You dedicated the movie to “the timeless genius of David Bowie and Lou Reed.” What about them made you want to do that?
They made an important contribution to the development of my own sensibility. Obviously, I’d shot Barrett probably two-and-a-half years before I ever met David, but I do think that [David and Lou] were also good people. When I was having trouble, they both helped me out financially. They bought my prints. When I was in the hospital for my heart bypass surgery, the first flowers that were there waiting for me were from Lou and David. Not only were they my true friends, they were also my true heroes. My admiration for their work is strong.
What about David made him a good photo subject?
You just couldn’t take a bad picture of David. I didn’t know much about him when I met him. One of the two things David and I exchanged in our first interview was that Syd Barrett was a friend of mine and that David had met Lou and Iggy in New York when he’d gone over to sign an album deal with RCA. So we had those three people in common. Imagine that conversation in 1972 between two guys in their early twenties.
What do you think about how these days anyone with an iPhone thinks they’re Mick Rock?

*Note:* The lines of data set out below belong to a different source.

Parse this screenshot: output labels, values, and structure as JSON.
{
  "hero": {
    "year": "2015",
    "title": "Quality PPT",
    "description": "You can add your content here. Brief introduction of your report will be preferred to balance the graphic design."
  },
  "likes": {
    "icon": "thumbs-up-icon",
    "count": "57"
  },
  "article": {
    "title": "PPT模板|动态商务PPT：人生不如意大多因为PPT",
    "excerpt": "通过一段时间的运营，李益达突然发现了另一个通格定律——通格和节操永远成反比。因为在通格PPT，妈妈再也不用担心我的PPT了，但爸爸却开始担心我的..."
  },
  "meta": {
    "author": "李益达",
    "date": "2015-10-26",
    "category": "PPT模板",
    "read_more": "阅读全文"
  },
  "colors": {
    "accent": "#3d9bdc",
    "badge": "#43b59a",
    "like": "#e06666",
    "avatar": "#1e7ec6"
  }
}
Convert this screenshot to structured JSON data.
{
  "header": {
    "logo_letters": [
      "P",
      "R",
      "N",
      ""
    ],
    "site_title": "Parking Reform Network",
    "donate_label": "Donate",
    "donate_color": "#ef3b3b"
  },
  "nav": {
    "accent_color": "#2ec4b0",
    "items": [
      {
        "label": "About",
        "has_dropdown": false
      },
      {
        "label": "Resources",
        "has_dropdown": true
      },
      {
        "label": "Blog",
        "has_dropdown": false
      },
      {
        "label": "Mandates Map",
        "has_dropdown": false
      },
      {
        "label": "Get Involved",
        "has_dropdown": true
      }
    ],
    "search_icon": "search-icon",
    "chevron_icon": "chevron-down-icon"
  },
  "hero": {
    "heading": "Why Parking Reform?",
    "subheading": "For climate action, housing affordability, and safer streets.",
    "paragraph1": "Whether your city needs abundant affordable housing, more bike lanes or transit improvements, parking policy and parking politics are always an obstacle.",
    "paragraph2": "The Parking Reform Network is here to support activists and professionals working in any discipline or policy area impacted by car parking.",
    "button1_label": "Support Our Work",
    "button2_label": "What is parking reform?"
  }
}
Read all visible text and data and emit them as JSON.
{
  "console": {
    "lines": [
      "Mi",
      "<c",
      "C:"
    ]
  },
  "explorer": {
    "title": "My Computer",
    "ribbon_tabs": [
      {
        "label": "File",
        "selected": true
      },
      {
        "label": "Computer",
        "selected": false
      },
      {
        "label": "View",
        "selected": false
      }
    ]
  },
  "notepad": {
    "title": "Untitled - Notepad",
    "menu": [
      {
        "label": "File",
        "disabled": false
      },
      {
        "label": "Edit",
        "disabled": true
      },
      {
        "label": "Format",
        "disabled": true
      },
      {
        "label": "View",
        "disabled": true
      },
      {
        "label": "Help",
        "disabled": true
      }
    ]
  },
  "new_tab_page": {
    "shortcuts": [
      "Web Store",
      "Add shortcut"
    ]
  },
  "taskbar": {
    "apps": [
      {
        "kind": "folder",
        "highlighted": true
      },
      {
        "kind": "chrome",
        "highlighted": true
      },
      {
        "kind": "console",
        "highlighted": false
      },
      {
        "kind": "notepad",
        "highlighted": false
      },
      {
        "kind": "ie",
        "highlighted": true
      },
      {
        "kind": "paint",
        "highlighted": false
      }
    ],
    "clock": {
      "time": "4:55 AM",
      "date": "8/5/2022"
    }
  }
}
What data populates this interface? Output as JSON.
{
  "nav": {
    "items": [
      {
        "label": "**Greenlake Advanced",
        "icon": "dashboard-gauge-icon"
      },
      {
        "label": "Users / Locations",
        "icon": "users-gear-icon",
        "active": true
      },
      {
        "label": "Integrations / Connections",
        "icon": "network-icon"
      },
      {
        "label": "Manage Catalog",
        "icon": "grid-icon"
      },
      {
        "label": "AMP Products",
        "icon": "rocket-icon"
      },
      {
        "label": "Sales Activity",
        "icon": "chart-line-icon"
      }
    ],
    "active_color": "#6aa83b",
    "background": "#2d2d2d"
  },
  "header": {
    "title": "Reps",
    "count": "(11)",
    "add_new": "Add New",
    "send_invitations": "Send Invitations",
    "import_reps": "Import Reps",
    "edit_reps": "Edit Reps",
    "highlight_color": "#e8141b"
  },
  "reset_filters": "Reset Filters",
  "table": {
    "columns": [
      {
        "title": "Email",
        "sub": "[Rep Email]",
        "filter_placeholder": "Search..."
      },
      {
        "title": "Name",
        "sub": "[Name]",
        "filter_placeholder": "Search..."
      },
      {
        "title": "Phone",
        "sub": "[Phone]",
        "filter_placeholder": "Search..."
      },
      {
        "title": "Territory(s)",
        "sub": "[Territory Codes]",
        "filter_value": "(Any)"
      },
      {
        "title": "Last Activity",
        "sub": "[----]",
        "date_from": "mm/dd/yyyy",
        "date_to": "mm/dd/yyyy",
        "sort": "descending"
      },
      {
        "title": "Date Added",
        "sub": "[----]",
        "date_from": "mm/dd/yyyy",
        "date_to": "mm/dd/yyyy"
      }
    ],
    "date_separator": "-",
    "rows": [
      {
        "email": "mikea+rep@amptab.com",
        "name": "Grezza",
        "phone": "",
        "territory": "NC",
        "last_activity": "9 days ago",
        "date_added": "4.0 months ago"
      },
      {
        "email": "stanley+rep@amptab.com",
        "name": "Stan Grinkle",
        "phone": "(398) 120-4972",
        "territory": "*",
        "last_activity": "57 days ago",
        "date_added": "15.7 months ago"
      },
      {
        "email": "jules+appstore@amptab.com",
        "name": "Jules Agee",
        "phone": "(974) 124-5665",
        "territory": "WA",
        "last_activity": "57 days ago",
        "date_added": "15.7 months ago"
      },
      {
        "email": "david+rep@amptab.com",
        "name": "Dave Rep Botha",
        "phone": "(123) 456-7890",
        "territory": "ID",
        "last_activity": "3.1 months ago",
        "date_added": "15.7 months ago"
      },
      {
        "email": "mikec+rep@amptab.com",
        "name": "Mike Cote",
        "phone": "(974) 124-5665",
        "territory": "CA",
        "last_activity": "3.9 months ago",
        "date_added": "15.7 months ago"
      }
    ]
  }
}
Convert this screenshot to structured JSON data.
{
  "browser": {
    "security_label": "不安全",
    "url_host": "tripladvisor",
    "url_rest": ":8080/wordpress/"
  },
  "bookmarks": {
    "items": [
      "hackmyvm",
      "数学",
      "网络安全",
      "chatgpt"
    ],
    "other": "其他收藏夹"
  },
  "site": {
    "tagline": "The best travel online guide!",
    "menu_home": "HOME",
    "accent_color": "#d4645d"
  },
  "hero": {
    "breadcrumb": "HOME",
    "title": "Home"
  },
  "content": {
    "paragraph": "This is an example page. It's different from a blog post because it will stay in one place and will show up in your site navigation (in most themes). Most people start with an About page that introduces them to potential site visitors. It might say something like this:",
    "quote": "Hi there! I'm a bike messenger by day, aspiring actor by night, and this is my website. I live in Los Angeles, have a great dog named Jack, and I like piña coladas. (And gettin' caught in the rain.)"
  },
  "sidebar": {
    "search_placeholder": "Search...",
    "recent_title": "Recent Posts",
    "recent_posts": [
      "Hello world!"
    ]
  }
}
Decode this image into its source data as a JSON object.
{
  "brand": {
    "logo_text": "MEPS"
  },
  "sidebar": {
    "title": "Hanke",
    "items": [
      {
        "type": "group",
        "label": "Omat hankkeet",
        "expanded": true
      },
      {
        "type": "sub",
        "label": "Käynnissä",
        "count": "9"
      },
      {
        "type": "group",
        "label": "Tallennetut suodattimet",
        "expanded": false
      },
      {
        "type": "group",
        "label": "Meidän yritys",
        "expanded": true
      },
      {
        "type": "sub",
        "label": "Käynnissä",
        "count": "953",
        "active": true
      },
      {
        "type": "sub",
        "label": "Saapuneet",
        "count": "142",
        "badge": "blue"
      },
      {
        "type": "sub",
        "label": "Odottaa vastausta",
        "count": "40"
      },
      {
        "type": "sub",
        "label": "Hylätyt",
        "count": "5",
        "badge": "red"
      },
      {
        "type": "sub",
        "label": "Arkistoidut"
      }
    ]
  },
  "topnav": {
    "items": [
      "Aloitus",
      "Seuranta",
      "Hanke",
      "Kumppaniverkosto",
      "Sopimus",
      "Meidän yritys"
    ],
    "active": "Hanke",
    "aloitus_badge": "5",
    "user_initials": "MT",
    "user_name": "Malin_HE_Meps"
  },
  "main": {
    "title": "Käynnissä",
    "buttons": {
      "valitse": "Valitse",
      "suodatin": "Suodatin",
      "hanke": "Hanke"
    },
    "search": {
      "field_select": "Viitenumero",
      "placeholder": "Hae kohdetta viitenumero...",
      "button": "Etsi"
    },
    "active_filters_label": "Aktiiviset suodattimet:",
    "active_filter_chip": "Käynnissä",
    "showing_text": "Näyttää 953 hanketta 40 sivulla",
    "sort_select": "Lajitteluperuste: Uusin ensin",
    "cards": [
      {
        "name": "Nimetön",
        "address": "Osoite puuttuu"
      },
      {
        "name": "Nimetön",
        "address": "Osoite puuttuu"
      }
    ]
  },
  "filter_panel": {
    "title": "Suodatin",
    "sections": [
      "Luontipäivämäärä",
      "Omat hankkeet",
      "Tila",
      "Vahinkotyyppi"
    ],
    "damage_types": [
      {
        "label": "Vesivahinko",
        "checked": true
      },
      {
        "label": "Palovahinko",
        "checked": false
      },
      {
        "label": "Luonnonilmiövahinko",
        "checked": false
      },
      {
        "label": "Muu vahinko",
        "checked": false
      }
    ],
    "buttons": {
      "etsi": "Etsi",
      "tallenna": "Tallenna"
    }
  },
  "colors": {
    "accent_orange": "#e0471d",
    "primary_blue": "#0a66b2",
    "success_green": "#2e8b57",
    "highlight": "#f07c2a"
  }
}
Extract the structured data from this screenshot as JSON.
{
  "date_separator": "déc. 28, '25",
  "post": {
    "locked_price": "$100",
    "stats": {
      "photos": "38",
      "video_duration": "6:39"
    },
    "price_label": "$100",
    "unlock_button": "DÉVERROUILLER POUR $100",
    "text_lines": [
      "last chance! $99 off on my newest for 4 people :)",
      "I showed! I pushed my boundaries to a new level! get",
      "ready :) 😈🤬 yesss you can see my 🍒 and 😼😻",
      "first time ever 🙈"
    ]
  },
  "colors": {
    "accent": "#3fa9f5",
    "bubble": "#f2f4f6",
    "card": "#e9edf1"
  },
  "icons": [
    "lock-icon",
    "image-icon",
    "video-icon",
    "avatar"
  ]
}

I love it. Yes, it’s easy for me to take a picture, and I can shoot without thinking too hard about it. I like the modern world, and I like the things you can do with Photoshop. I’ve been able to use it to resurrect some of my early Syd Barrett pictures that looked thin and dark because they just sat around for so many years.
Everyone is a great photographer. In fact, I’ve seen some pictures that my wife and daughter have taken that are so good I tell them that we need to credit me on them – so they’ll be worth more money [laughs].